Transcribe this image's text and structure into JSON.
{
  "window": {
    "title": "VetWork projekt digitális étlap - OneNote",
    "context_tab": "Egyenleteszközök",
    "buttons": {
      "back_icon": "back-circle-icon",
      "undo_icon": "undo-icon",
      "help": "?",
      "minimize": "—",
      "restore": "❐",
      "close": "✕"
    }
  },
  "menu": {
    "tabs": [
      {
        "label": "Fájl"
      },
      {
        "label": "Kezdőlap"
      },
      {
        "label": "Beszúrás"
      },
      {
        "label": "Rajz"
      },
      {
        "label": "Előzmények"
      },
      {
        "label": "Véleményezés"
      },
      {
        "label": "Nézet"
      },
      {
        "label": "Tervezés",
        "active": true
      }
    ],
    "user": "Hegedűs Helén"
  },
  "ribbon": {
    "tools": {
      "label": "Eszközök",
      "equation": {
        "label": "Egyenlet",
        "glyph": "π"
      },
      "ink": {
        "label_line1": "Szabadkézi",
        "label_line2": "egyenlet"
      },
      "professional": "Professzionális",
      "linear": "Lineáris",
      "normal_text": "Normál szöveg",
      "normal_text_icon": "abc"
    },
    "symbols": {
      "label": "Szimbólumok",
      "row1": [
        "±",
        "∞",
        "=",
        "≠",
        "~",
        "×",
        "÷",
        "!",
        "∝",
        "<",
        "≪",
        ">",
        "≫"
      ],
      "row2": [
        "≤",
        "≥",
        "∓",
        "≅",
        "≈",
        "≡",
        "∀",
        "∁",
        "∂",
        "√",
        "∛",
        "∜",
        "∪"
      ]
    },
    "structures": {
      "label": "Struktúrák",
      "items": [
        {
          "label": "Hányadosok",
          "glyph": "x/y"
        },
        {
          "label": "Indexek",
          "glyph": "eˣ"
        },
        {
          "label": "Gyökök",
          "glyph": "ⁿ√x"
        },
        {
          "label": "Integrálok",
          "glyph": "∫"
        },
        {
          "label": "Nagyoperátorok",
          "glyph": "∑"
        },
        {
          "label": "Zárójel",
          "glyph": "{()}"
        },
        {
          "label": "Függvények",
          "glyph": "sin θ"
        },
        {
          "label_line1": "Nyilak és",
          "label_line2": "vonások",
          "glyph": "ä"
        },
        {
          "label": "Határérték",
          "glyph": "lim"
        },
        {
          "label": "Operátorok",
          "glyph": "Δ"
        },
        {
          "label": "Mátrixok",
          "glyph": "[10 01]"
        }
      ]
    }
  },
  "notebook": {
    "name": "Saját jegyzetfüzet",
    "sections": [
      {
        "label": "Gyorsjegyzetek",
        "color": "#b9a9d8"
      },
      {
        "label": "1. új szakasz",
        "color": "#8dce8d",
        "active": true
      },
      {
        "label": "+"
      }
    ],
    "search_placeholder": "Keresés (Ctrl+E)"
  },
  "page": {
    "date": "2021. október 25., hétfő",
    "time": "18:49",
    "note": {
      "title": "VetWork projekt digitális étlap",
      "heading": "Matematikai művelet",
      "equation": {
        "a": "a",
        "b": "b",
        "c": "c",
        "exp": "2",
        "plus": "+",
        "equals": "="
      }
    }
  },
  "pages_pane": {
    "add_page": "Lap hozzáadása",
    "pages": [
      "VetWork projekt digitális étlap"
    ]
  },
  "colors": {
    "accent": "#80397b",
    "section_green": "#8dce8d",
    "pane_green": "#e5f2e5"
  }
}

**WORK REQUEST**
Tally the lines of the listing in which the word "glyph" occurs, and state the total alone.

**ANSWER BOX**
12